After weeks of application, most see a reduced appearance of stretch marks, OilHealthBenefits claims.
Vitamin E Side Effects
If you are taking oral capsules, liquids, powders, or tablets of Vitamin E, you may experience some Vitamin E side effects depending on the dose and your body’s chemistry.
In some cases, patients who have ingested 400 units a day over a long period may experience the following symptoms:
- Blurred vision
- Stomach cramps
- Unusual tiredness or weakness
Vitamin E Supplement
Vitamin E supplements can be used to prevent and treat deficiency in the body.

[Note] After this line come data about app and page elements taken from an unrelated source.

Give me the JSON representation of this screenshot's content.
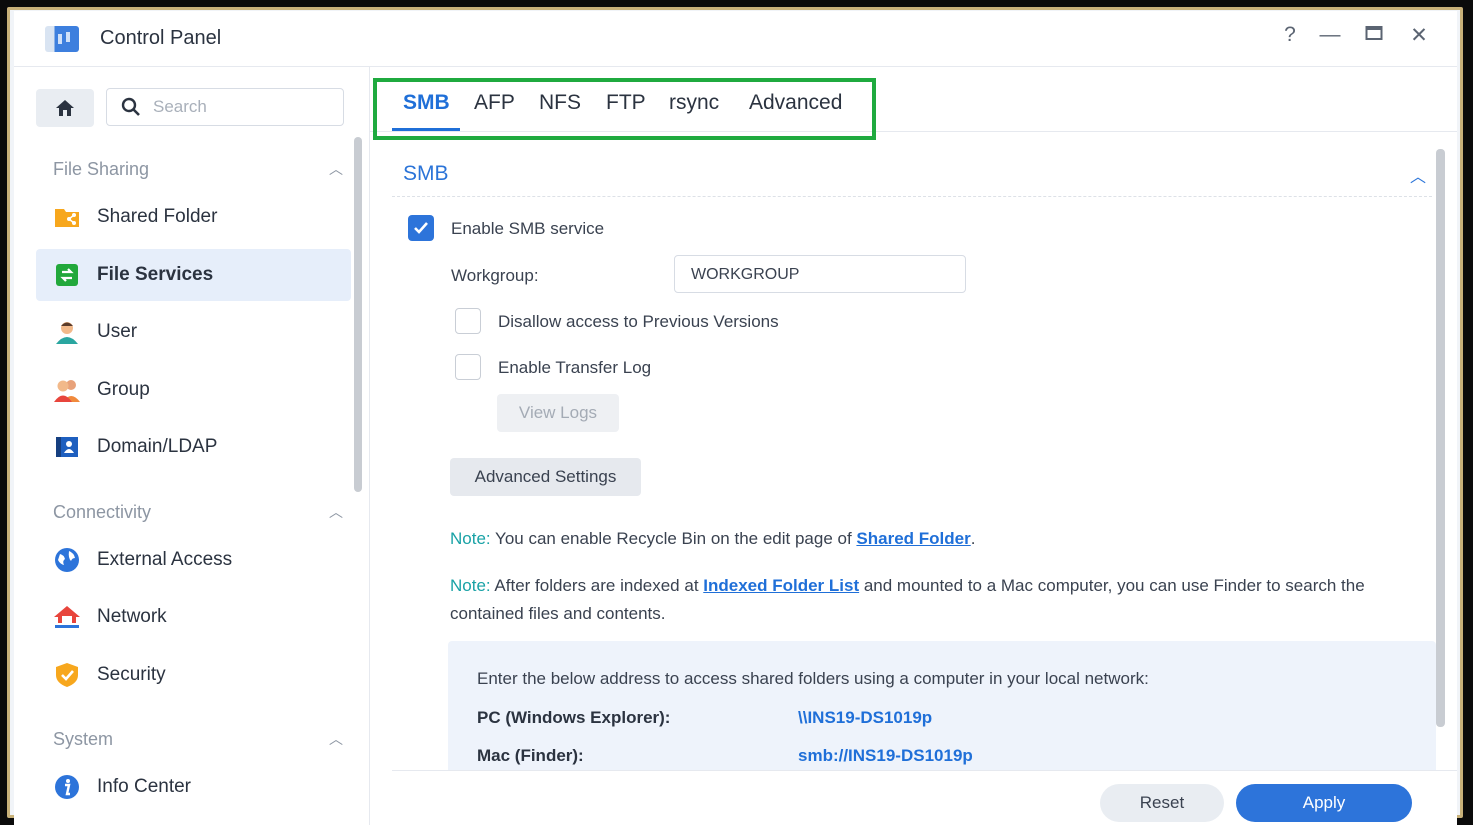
{
  "window": {
    "title": "Control Panel",
    "controls": {
      "help": "?",
      "minimize": "—",
      "maximize": "□",
      "close": "✕"
    }
  },
  "sidebar": {
    "search_placeholder": "Search",
    "sections": [
      {
        "title": "File Sharing",
        "items": [
          {
            "label": "Shared Folder",
            "icon": "shared-folder-icon"
          },
          {
            "label": "File Services",
            "icon": "file-services-icon",
            "active": true
          },
          {
            "label": "User",
            "icon": "user-icon"
          },
          {
            "label": "Group",
            "icon": "group-icon"
          },
          {
            "label": "Domain/LDAP",
            "icon": "domain-ldap-icon"
          }
        ]
      },
      {
        "title": "Connectivity",
        "items": [
          {
            "label": "External Access",
            "icon": "globe-icon"
          },
          {
            "label": "Network",
            "icon": "network-icon"
          },
          {
            "label": "Security",
            "icon": "shield-icon"
          }
        ]
      },
      {
        "title": "System",
        "items": [
          {
            "label": "Info Center",
            "icon": "info-icon"
          }
        ]
      }
    ]
  },
  "tabs": [
    "SMB",
    "AFP",
    "NFS",
    "FTP",
    "rsync",
    "Advanced"
  ],
  "smb": {
    "section_title": "SMB",
    "enable_label": "Enable SMB service",
    "workgroup_label": "Workgroup:",
    "workgroup_value": "WORKGROUP",
    "disallow_label": "Disallow access to Previous Versions",
    "transfer_log_label": "Enable Transfer Log",
    "view_logs": "View Logs",
    "advanced_settings": "Advanced Settings",
    "note_tag": "Note:",
    "note1_text": " You can enable Recycle Bin on the edit page of ",
    "note1_link": "Shared Folder",
    "note1_end": ".",
    "note2_text": " After folders are indexed at ",
    "note2_link": "Indexed Folder List",
    "note2_end": " and mounted to a Mac computer, you can use Finder to search the contained files and contents.",
    "address_intro": "Enter the below address to access shared folders using a computer in your local network:",
    "pc_label": "PC (Windows Explorer):",
    "pc_value": "\\\\INS19-DS1019p",
    "mac_label": "Mac (Finder):",
    "mac_value": "smb://INS19-DS1019p"
  },
  "footer": {
    "reset": "Reset",
    "apply": "Apply"
  },
  "colors": {
    "accent": "#2d74da",
    "highlight": "#1faa3f",
    "note": "#19a2a6"
  }
}
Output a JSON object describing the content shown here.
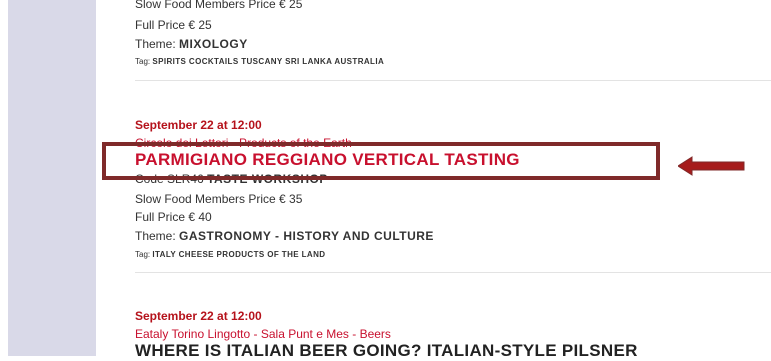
{
  "event1": {
    "members_price": "Slow Food Members Price € 25",
    "full_price": "Full Price € 25",
    "theme_label": "Theme:",
    "theme_value": "MIXOLOGY",
    "tag_label": "Tag:",
    "tag_value": "SPIRITS COCKTAILS TUSCANY SRI LANKA AUSTRALIA"
  },
  "event2": {
    "date": "September 22 at 12:00",
    "location": "Circolo dei Lettori - Products of the Earth",
    "title": "PARMIGIANO REGGIANO VERTICAL TASTING",
    "code_label": "Code SLR46",
    "type": "TASTE WORKSHOP",
    "members_price": "Slow Food Members Price € 35",
    "full_price": "Full Price € 40",
    "theme_label": "Theme:",
    "theme_value": "GASTRONOMY - HISTORY AND CULTURE",
    "tag_label": "Tag:",
    "tag_value": "ITALY CHEESE PRODUCTS OF THE LAND"
  },
  "event3": {
    "date": "September 22 at 12:00",
    "location": "Eataly Torino Lingotto - Sala Punt e Mes - Beers",
    "title": "WHERE IS ITALIAN BEER GOING? ITALIAN-STYLE PILSNER"
  },
  "colors": {
    "accent_red": "#c8102e",
    "highlight_border": "#7f2a2a",
    "sidebar": "#d9d9e8"
  }
}
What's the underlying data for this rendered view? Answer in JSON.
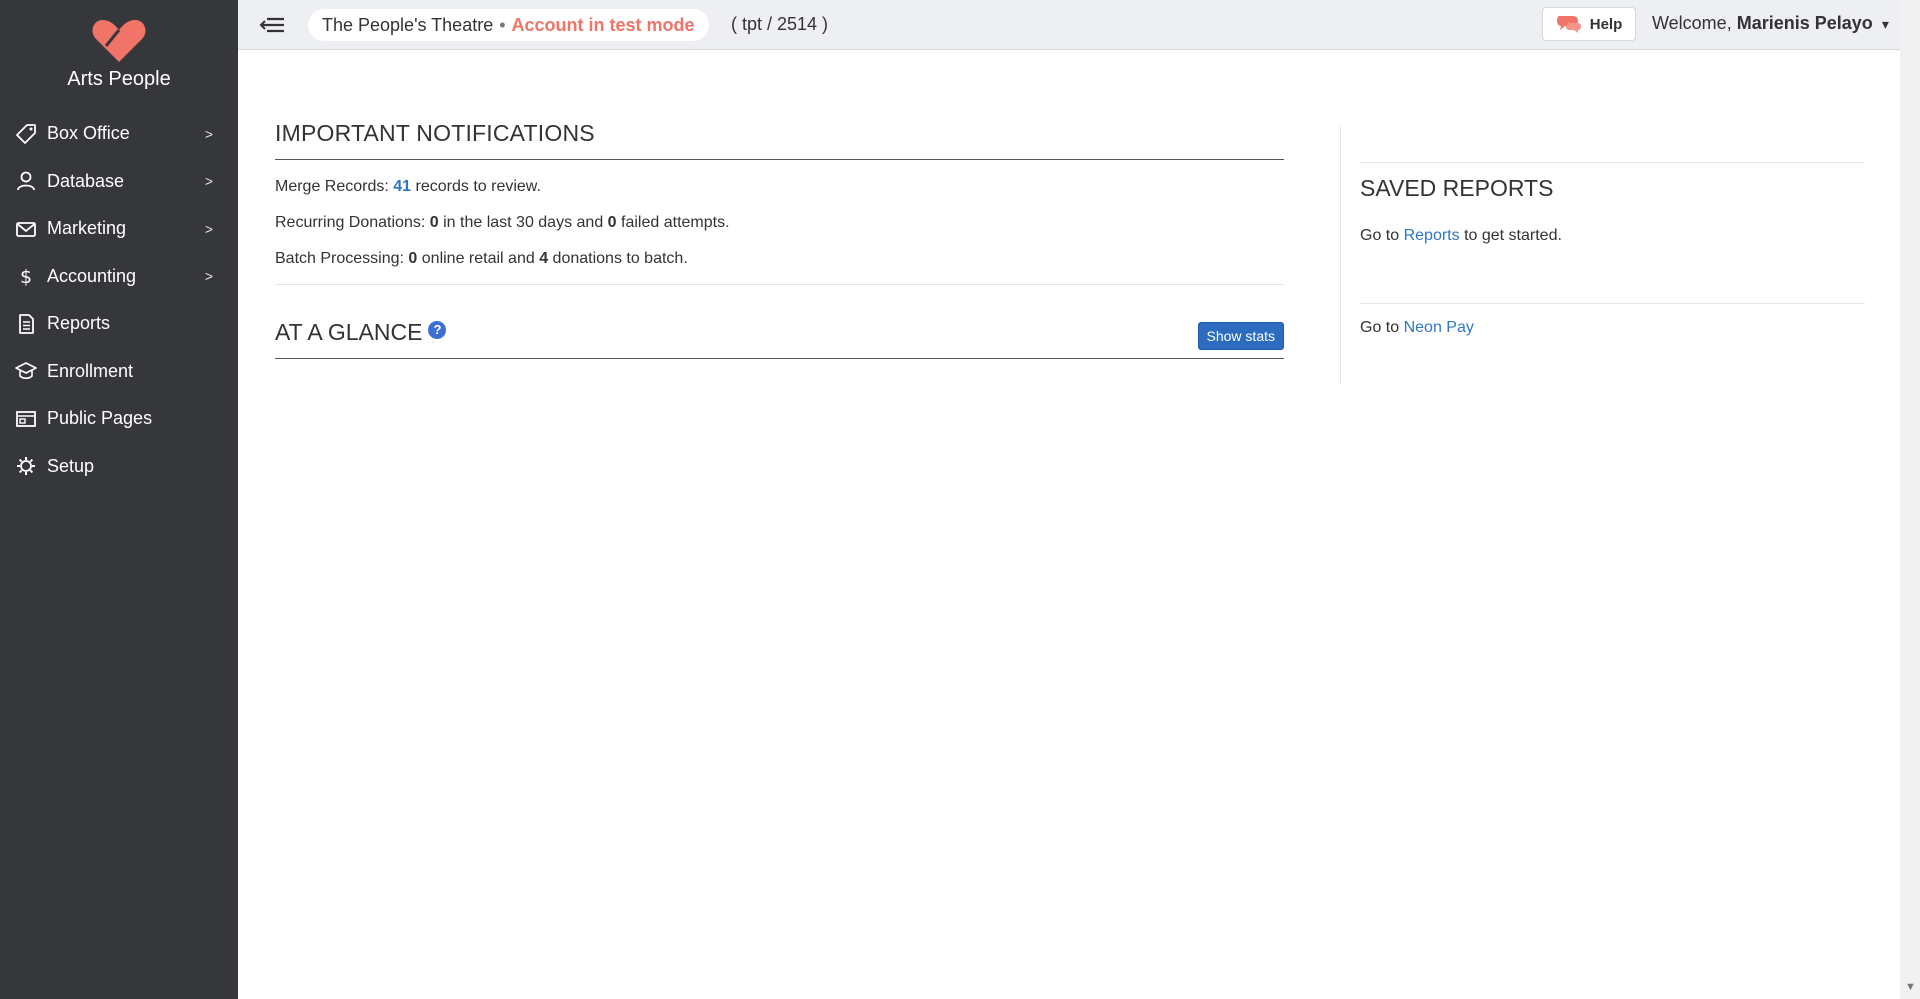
{
  "brand": {
    "name": "Arts People",
    "logo_color": "#f07468"
  },
  "sidebar": {
    "items": [
      {
        "label": "Box Office",
        "icon": "ticket-icon",
        "has_submenu": true
      },
      {
        "label": "Database",
        "icon": "user-icon",
        "has_submenu": true
      },
      {
        "label": "Marketing",
        "icon": "envelope-icon",
        "has_submenu": true
      },
      {
        "label": "Accounting",
        "icon": "dollar-icon",
        "has_submenu": true
      },
      {
        "label": "Reports",
        "icon": "document-icon",
        "has_submenu": false
      },
      {
        "label": "Enrollment",
        "icon": "graduation-cap-icon",
        "has_submenu": false
      },
      {
        "label": "Public Pages",
        "icon": "browser-window-icon",
        "has_submenu": false
      },
      {
        "label": "Setup",
        "icon": "gear-icon",
        "has_submenu": false
      }
    ],
    "chevron": ">"
  },
  "topbar": {
    "org_name": "The People's Theatre",
    "separator": "•",
    "mode_label": "Account in test mode",
    "org_code": "( tpt / 2514 )",
    "help_label": "Help",
    "welcome_prefix": "Welcome,",
    "user_name": "Marienis Pelayo",
    "caret": "▾"
  },
  "notifications": {
    "title": "IMPORTANT NOTIFICATIONS",
    "merge": {
      "prefix": "Merge Records:",
      "count": "41",
      "suffix": "records to review."
    },
    "recurring": {
      "prefix": "Recurring Donations:",
      "count1": "0",
      "middle": "in the last 30 days and",
      "count2": "0",
      "suffix": "failed attempts."
    },
    "batch": {
      "prefix": "Batch Processing:",
      "count1": "0",
      "middle": "online retail and",
      "count2": "4",
      "suffix": "donations to batch."
    }
  },
  "glance": {
    "title": "AT A GLANCE",
    "help_glyph": "?",
    "show_stats_label": "Show stats"
  },
  "saved_reports": {
    "title": "SAVED REPORTS",
    "prefix": "Go to",
    "link": "Reports",
    "suffix": "to get started."
  },
  "neon_pay": {
    "prefix": "Go to",
    "link": "Neon Pay"
  },
  "colors": {
    "sidebar_bg": "#35373b",
    "accent": "#f07468",
    "link": "#2f77c5",
    "button": "#2b6cc0"
  }
}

While a low level of Vitamin E is rare, most people who eat a normal diet will not need to take supplements.
According to National Institutes of Health, however, pregnant women, children, and elderly patients may use these vitamins to assist the body’s cells in growing healthy bodies, repairing from damage, and preventing vision issues.
Vitamin E Dosage
If taking Vitamin E supplements or ingesting naturally through your diet, the FDA has named a Recommended Dietary Allowance (RDA).
These are determined by age.
You can determine your Vitamin E dosage by using the following:
0 to 6 Months
Both males and females should take 4 mg or 6 IU daily.
7 to 12 months
Both males and females should take 5 mg or 7.5 IU daily.
1 to 3 Years
Both males and females should take 6 mg or 9 IU daily.
4 to 8 Years
Both males and females should take 7 mg or 10.4 IU daily.
9 to 13 Years
Both males and females should take 11 mg or 16.4 IU daily.
Both males and females should take 15 mg or 22.4 IU.
What Users Are Saying
“Got these vitamins to try and help reduce inflammation in my boyfriend’s liver and promote healing in his stomach/GI system after reading some scientific articles on how it might help. So far so good! He hasn’t noticed any adverse effects and after about 2 weeks of use, saw a reduction of bloating in his stomach. I am not sure if the two are linked, as we also changed his diet slightly and added a few other supplements for liver health. He also is noticing he is full after eating much sooner than prior to taking the supplements. He says they are easy to take and he does not notice any after taste, even though they are bigger than some vitamin e supplements we have gotten in the past. Overall, we both agree the value is great for the price and we will probably be ordering these again after we finish this bottle!”
“Doctor recommended me Vitamin E for hair loss. It’s quite big and that’s why hard to swallow..other than that the vitamin E substitute seems to be helpful.”
“It is the 2nd or 3rd time I have ordered it. I believe that it is doing the job that it is supposed to do. No problems that I know of.”
Bottom Line on Vitamin E
Vitamin E is an essential antioxidant of the body.
While people use Vitamin E mostly for their skin and hair, it is beneficial for strengthening muscles, and enhancing cellular growth.
Summer Banks has researched over 5000 weight-loss programs, pills, shakes and diet plans. Previously, she managed 15 supplement brands, worked with professionals in the weight loss industry and completed coursework in nutrition at Stanford University.